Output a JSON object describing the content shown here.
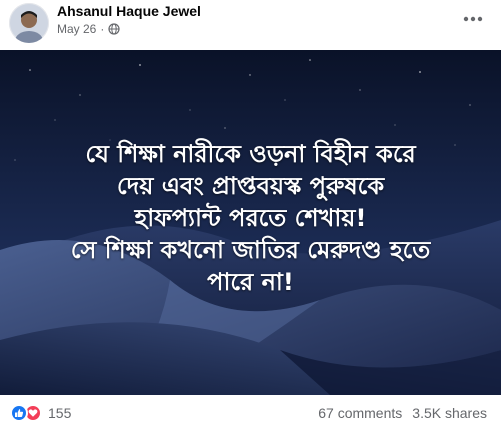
{
  "post": {
    "author": "Ahsanul Haque Jewel",
    "date": "May 26",
    "separator": "·",
    "privacy_icon": "globe-icon",
    "more_icon": "more-horizontal-icon"
  },
  "image": {
    "caption_lines": [
      "যে শিক্ষা নারীকে ওড়না বিহীন করে",
      "দেয় এবং প্রাপ্তবয়স্ক পুরুষকে",
      "হাফপ্যান্ট পরতে শেখায়!",
      "সে শিক্ষা কখনো জাতির মেরুদণ্ড হতে",
      "পারে না!"
    ],
    "background_colors": {
      "sky_top": "#0a1228",
      "sky_bottom": "#1c2c55",
      "dune_light": "#4a5f90",
      "dune_dark": "#111c3a"
    }
  },
  "footer": {
    "reaction_icons": [
      "like-icon",
      "love-icon"
    ],
    "reaction_count": "155",
    "comments": "67 comments",
    "shares": "3.5K shares"
  },
  "colors": {
    "like": "#1877f2",
    "love": "#f33e58",
    "muted_text": "#65676b"
  }
}
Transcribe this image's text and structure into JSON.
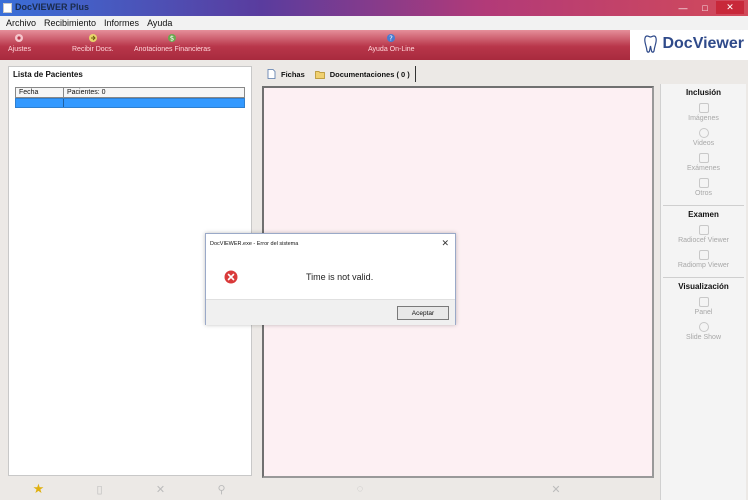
{
  "window": {
    "title": "DocVIEWER Plus",
    "controls": {
      "minimize": "—",
      "maximize": "□",
      "close": "✕"
    }
  },
  "menu": [
    "Archivo",
    "Recibimiento",
    "Informes",
    "Ayuda"
  ],
  "toolbar": {
    "items": [
      {
        "label": "Ajustes",
        "icon": "settings-icon"
      },
      {
        "label": "Recibir Docs.",
        "icon": "receive-docs-icon"
      },
      {
        "label": "Anotaciones Financieras",
        "icon": "finance-icon"
      },
      {
        "label": "Ayuda On-Line",
        "icon": "help-icon"
      }
    ],
    "logo_text": "DocViewer"
  },
  "patients": {
    "title": "Lista de Pacientes",
    "columns": [
      "Fecha",
      "Pacientes: 0"
    ]
  },
  "tabs": [
    {
      "label": "Fichas",
      "icon": "document-icon"
    },
    {
      "label": "Documentaciones ( 0 )",
      "icon": "folder-icon"
    }
  ],
  "sidebar": {
    "inclusion": {
      "title": "Inclusión",
      "items": [
        "Imágenes",
        "Videos",
        "Exámenes",
        "Otros"
      ]
    },
    "examen": {
      "title": "Examen",
      "items": [
        "Radiocef Viewer",
        "Radiomp Viewer"
      ]
    },
    "visualizacion": {
      "title": "Visualización",
      "items": [
        "Panel",
        "Slide Show"
      ]
    }
  },
  "dialog": {
    "title": "DocVIEWER.exe - Error del sistema",
    "message": "Time is not valid.",
    "ok_label": "Aceptar"
  },
  "footer_icons": {
    "left": [
      "star-icon",
      "document-icon",
      "close-icon",
      "search-icon"
    ],
    "center": [
      "refresh-icon",
      "close-icon"
    ]
  },
  "colors": {
    "toolbar": "#b8364a",
    "selection": "#3399ff",
    "doc_area": "#fdf0f3",
    "logo": "#2f4a8a",
    "error": "#d93a3a"
  }
}
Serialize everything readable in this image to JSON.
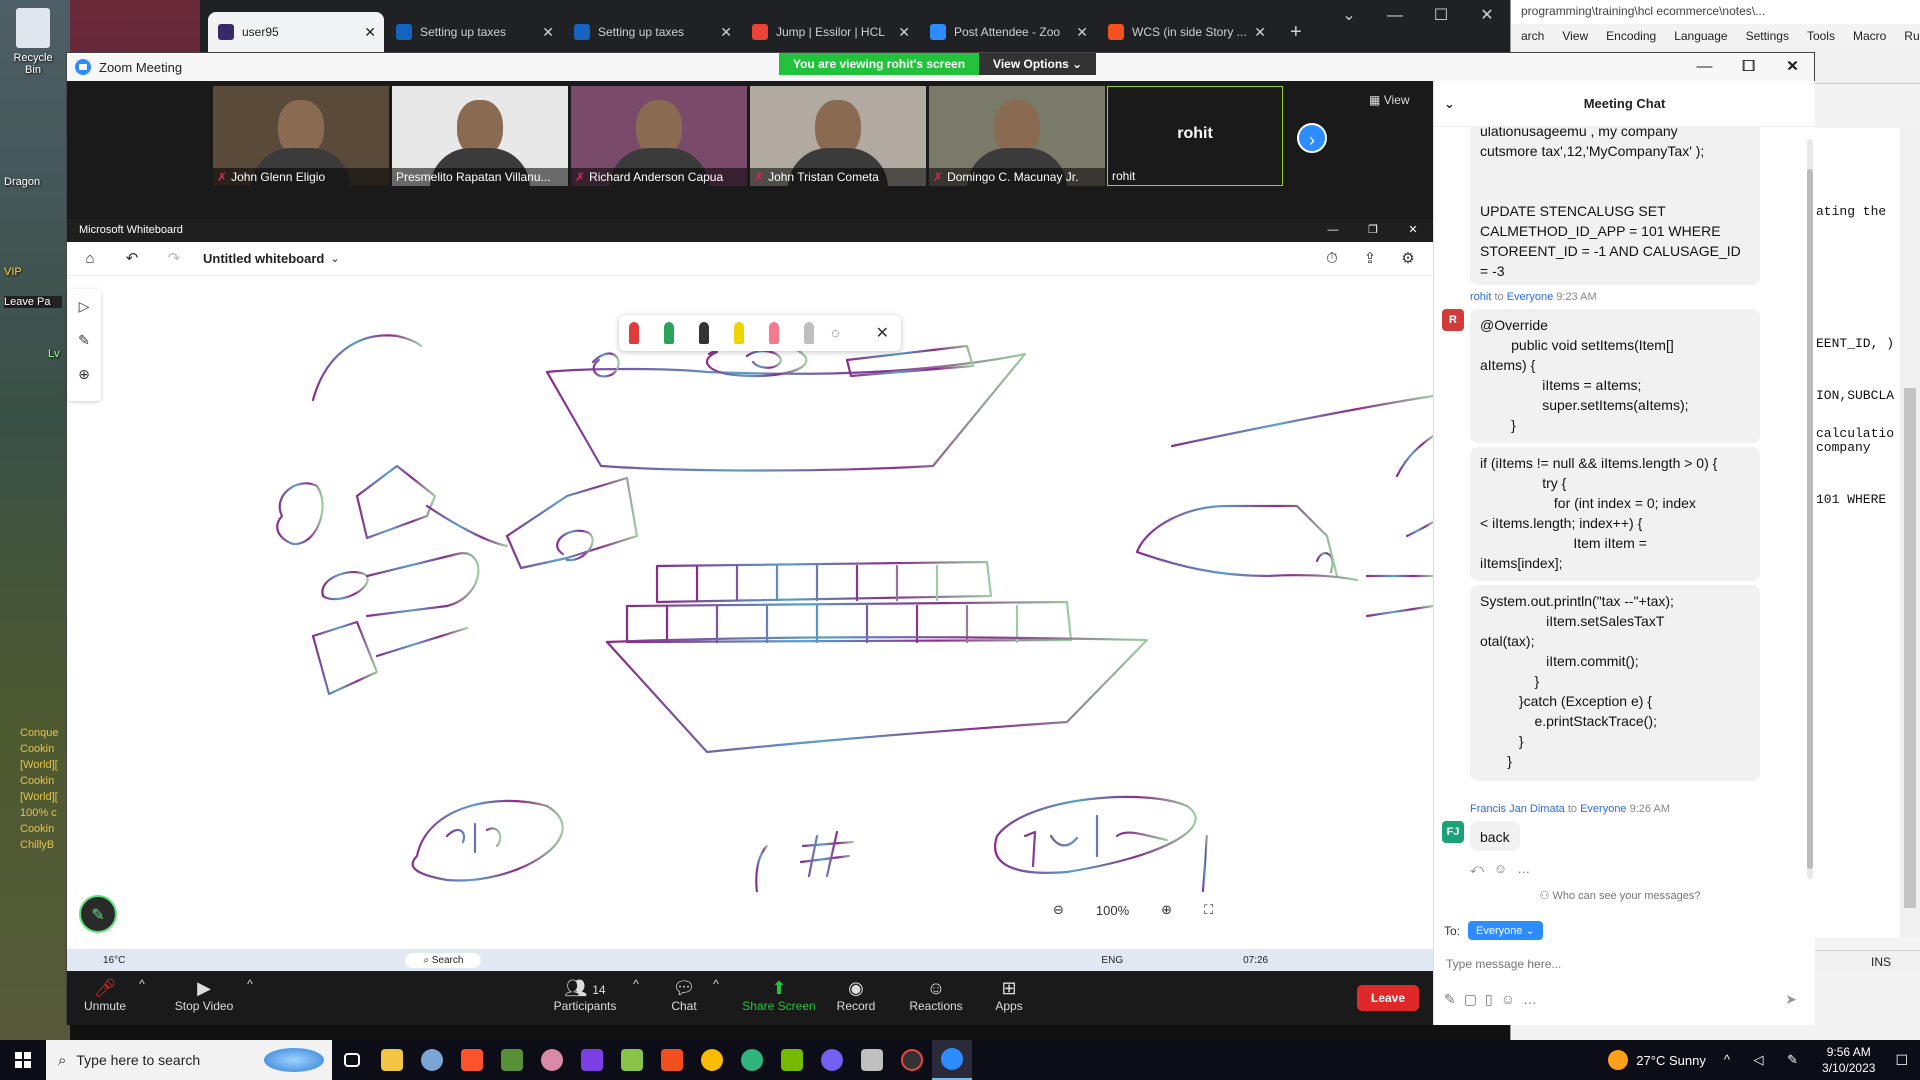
{
  "desktop": {
    "recycle_bin": "Recycle Bin",
    "dragon_label": "Dragon",
    "vip_label": "VIP",
    "leave_label": "Leave Pa",
    "lv_label": "Lv",
    "game_chat": [
      "Conque",
      "Cookin",
      "[World][",
      "Cookin",
      "[World][",
      "100% c",
      "Cookin",
      "ChillyB"
    ]
  },
  "browser": {
    "tabs": [
      {
        "label": "user95",
        "color": "#3b2a6b"
      },
      {
        "label": "Setting up taxes",
        "color": "#1565c0"
      },
      {
        "label": "Setting up taxes",
        "color": "#1565c0"
      },
      {
        "label": "Jump | Essilor | HCL",
        "color": "#ea4335"
      },
      {
        "label": "Post Attendee - Zoo",
        "color": "#2d8cff"
      },
      {
        "label": "WCS (in side Story ...",
        "color": "#f4511e"
      }
    ],
    "new_tab": "+"
  },
  "editor": {
    "path": "programming\\training\\hcl ecommerce\\notes\\...",
    "menu": [
      "arch",
      "View",
      "Encoding",
      "Language",
      "Settings",
      "Tools",
      "Macro",
      "Run"
    ],
    "lines": [
      "ating the",
      "EENT_ID, )",
      "ION,SUBCLA",
      "calculatio",
      "company",
      "101 WHERE"
    ],
    "status": "INS"
  },
  "zoom": {
    "window_title": "Zoom Meeting",
    "viewing_banner": "You are viewing rohit's screen",
    "view_options": "View Options",
    "strip_view": "View",
    "participants": [
      {
        "name": "John Glenn Eligio",
        "muted": true,
        "bg": "#5a4a3a"
      },
      {
        "name": "Presmelito Rapatan Villanu...",
        "muted": false,
        "bg": "#e8e8e8"
      },
      {
        "name": "Richard Anderson Capua",
        "muted": true,
        "bg": "#7a4a6a"
      },
      {
        "name": "John Tristan Cometa",
        "muted": true,
        "bg": "#b0aaa0"
      },
      {
        "name": "Domingo C. Macunay Jr.",
        "muted": true,
        "bg": "#7a7a6a"
      },
      {
        "name": "rohit",
        "muted": false,
        "bg": "#1a1a1a"
      }
    ],
    "rohit_big": "rohit",
    "controls": {
      "unmute": "Unmute",
      "stop_video": "Stop Video",
      "participants": "Participants",
      "participant_count": "14",
      "chat": "Chat",
      "share_screen": "Share Screen",
      "record": "Record",
      "reactions": "Reactions",
      "apps": "Apps",
      "leave": "Leave"
    }
  },
  "whiteboard": {
    "app_title": "Microsoft Whiteboard",
    "board_name": "Untitled whiteboard",
    "zoom_level": "100%",
    "pen_colors": [
      "#e03c3c",
      "#2aa35a",
      "#333333",
      "#f0d400",
      "#f27a8a",
      "#bfbfbf"
    ]
  },
  "inner_taskbar": {
    "temp": "16°C",
    "search": "Search",
    "lang": "ENG",
    "time": "07:26"
  },
  "chat": {
    "title": "Meeting Chat",
    "top_bubble": "ulationusageemu , my company\ncutsmore tax',12,'MyCompanyTax' );\n\n\nUPDATE STENCALUSG SET\nCALMETHOD_ID_APP = 101 WHERE\nSTOREENT_ID = -1 AND CALUSAGE_ID\n= -3",
    "msg1": {
      "sender": "rohit",
      "to_word": "to",
      "audience": "Everyone",
      "time": "9:23 AM",
      "initial": "R",
      "part1": "@Override\n        public void setItems(Item[]\naItems) {\n                iItems = aItems;\n                super.setItems(aItems);\n        }",
      "part2": "if (iItems != null && iItems.length > 0) {\n                try {\n                   for (int index = 0; index\n< iItems.length; index++) {\n                        Item iItem =\niItems[index];",
      "part3": "System.out.println(\"tax --\"+tax);\n                 iItem.setSalesTaxT\notal(tax);\n                 iItem.commit();\n              }\n          }catch (Exception e) {\n              e.printStackTrace();\n          }\n       }"
    },
    "msg2": {
      "sender": "Francis Jan Dimata",
      "to_word": "to",
      "audience": "Everyone",
      "time": "9:26 AM",
      "initial": "FJ",
      "text": "back"
    },
    "who_can_see": "Who can see your messages?",
    "to_label": "To:",
    "to_target": "Everyone",
    "input_placeholder": "Type message here..."
  },
  "taskbar": {
    "search_placeholder": "Type here to search",
    "weather": "27°C  Sunny",
    "time": "9:56 AM",
    "date": "3/10/2023"
  }
}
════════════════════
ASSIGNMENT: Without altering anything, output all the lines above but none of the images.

EXPECTED ANSWER:
Output a JSON object describing the content shown here.
{
  "post": {
    "author": "Ahsanul Haque Jewel",
    "date": "May 26",
    "separator": "·",
    "privacy_icon": "globe-icon",
    "more_icon": "more-horizontal-icon"
  },
  "image": {
    "caption_lines": [
      "যে শিক্ষা নারীকে ওড়না বিহীন করে",
      "দেয় এবং প্রাপ্তবয়স্ক পুরুষকে",
      "হাফপ্যান্ট পরতে শেখায়!",
      "সে শিক্ষা কখনো জাতির মেরুদণ্ড হতে",
      "পারে না!"
    ],
    "background_colors": {
      "sky_top": "#0a1228",
      "sky_bottom": "#1c2c55",
      "dune_light": "#4a5f90",
      "dune_dark": "#111c3a"
    }
  },
  "footer": {
    "reaction_icons": [
      "like-icon",
      "love-icon"
    ],
    "reaction_count": "155",
    "comments": "67 comments",
    "shares": "3.5K shares"
  },
  "colors": {
    "like": "#1877f2",
    "love": "#f33e58",
    "muted_text": "#65676b"
  }
}
Transcribe this image's text and structure into JSON.
{
  "window": {
    "title": "DocVIEWER Plus",
    "controls": {
      "minimize": "—",
      "maximize": "□",
      "close": "✕"
    }
  },
  "menu": [
    "Archivo",
    "Recibimiento",
    "Informes",
    "Ayuda"
  ],
  "toolbar": {
    "items": [
      {
        "label": "Ajustes",
        "icon": "settings-icon"
      },
      {
        "label": "Recibir Docs.",
        "icon": "receive-docs-icon"
      },
      {
        "label": "Anotaciones Financieras",
        "icon": "finance-icon"
      },
      {
        "label": "Ayuda On-Line",
        "icon": "help-icon"
      }
    ],
    "logo_text": "DocViewer"
  },
  "patients": {
    "title": "Lista de Pacientes",
    "columns": [
      "Fecha",
      "Pacientes: 0"
    ]
  },
  "tabs": [
    {
      "label": "Fichas",
      "icon": "document-icon"
    },
    {
      "label": "Documentaciones ( 0 )",
      "icon": "folder-icon"
    }
  ],
  "sidebar": {
    "inclusion": {
      "title": "Inclusión",
      "items": [
        "Imágenes",
        "Videos",
        "Exámenes",
        "Otros"
      ]
    },
    "examen": {
      "title": "Examen",
      "items": [
        "Radiocef Viewer",
        "Radiomp Viewer"
      ]
    },
    "visualizacion": {
      "title": "Visualización",
      "items": [
        "Panel",
        "Slide Show"
      ]
    }
  },
  "dialog": {
    "title": "DocVIEWER.exe - Error del sistema",
    "message": "Time is not valid.",
    "ok_label": "Aceptar"
  },
  "footer_icons": {
    "left": [
      "star-icon",
      "document-icon",
      "close-icon",
      "search-icon"
    ],
    "center": [
      "refresh-icon",
      "close-icon"
    ]
  },
  "colors": {
    "toolbar": "#b8364a",
    "selection": "#3399ff",
    "doc_area": "#fdf0f3",
    "logo": "#2f4a8a",
    "error": "#d93a3a"
  }
}
Serialize everything readable in this image to JSON.
{
  "desktop": {
    "recycle_bin": "Recycle Bin",
    "dragon_label": "Dragon",
    "vip_label": "VIP",
    "leave_label": "Leave Pa",
    "lv_label": "Lv",
    "game_chat": [
      "Conque",
      "Cookin",
      "[World][",
      "Cookin",
      "[World][",
      "100% c",
      "Cookin",
      "ChillyB"
    ]
  },
  "browser": {
    "tabs": [
      {
        "label": "user95",
        "color": "#3b2a6b"
      },
      {
        "label": "Setting up taxes",
        "color": "#1565c0"
      },
      {
        "label": "Setting up taxes",
        "color": "#1565c0"
      },
      {
        "label": "Jump | Essilor | HCL",
        "color": "#ea4335"
      },
      {
        "label": "Post Attendee - Zoo",
        "color": "#2d8cff"
      },
      {
        "label": "WCS (in side Story ...",
        "color": "#f4511e"
      }
    ],
    "new_tab": "+"
  },
  "editor": {
    "path": "programming\\training\\hcl ecommerce\\notes\\...",
    "menu": [
      "arch",
      "View",
      "Encoding",
      "Language",
      "Settings",
      "Tools",
      "Macro",
      "Run"
    ],
    "lines": [
      "ating the",
      "EENT_ID, )",
      "ION,SUBCLA",
      "calculatio",
      "company",
      "101 WHERE"
    ],
    "status": "INS"
  },
  "zoom": {
    "window_title": "Zoom Meeting",
    "viewing_banner": "You are viewing rohit's screen",
    "view_options": "View Options",
    "strip_view": "View",
    "participants": [
      {
        "name": "John Glenn Eligio",
        "muted": true,
        "bg": "#5a4a3a"
      },
      {
        "name": "Presmelito Rapatan Villanu...",
        "muted": false,
        "bg": "#e8e8e8"
      },
      {
        "name": "Richard Anderson Capua",
        "muted": true,
        "bg": "#7a4a6a"
      },
      {
        "name": "John Tristan Cometa",
        "muted": true,
        "bg": "#b0aaa0"
      },
      {
        "name": "Domingo C. Macunay Jr.",
        "muted": true,
        "bg": "#7a7a6a"
      },
      {
        "name": "rohit",
        "muted": false,
        "bg": "#1a1a1a"
      }
    ],
    "rohit_big": "rohit",
    "controls": {
      "unmute": "Unmute",
      "stop_video": "Stop Video",
      "participants": "Participants",
      "participant_count": "14",
      "chat": "Chat",
      "share_screen": "Share Screen",
      "record": "Record",
      "reactions": "Reactions",
      "apps": "Apps",
      "leave": "Leave"
    }
  },
  "whiteboard": {
    "app_title": "Microsoft Whiteboard",
    "board_name": "Untitled whiteboard",
    "zoom_level": "100%",
    "pen_colors": [
      "#e03c3c",
      "#2aa35a",
      "#333333",
      "#f0d400",
      "#f27a8a",
      "#bfbfbf"
    ]
  },
  "inner_taskbar": {
    "temp": "16°C",
    "search": "Search",
    "lang": "ENG",
    "time": "07:26"
  },
  "chat": {
    "title": "Meeting Chat",
    "top_bubble": "ulationusageemu , my company\ncutsmore tax',12,'MyCompanyTax' );\n\n\nUPDATE STENCALUSG SET\nCALMETHOD_ID_APP = 101 WHERE\nSTOREENT_ID = -1 AND CALUSAGE_ID\n= -3",
    "msg1": {
      "sender": "rohit",
      "to_word": "to",
      "audience": "Everyone",
      "time": "9:23 AM",
      "initial": "R",
      "part1": "@Override\n        public void setItems(Item[]\naItems) {\n                iItems = aItems;\n                super.setItems(aItems);\n        }",
      "part2": "if (iItems != null && iItems.length > 0) {\n                try {\n                   for (int index = 0; index\n< iItems.length; index++) {\n                        Item iItem =\niItems[index];",
      "part3": "System.out.println(\"tax --\"+tax);\n                 iItem.setSalesTaxT\notal(tax);\n                 iItem.commit();\n              }\n          }catch (Exception e) {\n              e.printStackTrace();\n          }\n       }"
    },
    "msg2": {
      "sender": "Francis Jan Dimata",
      "to_word": "to",
      "audience": "Everyone",
      "time": "9:26 AM",
      "initial": "FJ",
      "text": "back"
    },
    "who_can_see": "Who can see your messages?",
    "to_label": "To:",
    "to_target": "Everyone",
    "input_placeholder": "Type message here..."
  },
  "taskbar": {
    "search_placeholder": "Type here to search",
    "weather": "27°C  Sunny",
    "time": "9:56 AM",
    "date": "3/10/2023"
  }
}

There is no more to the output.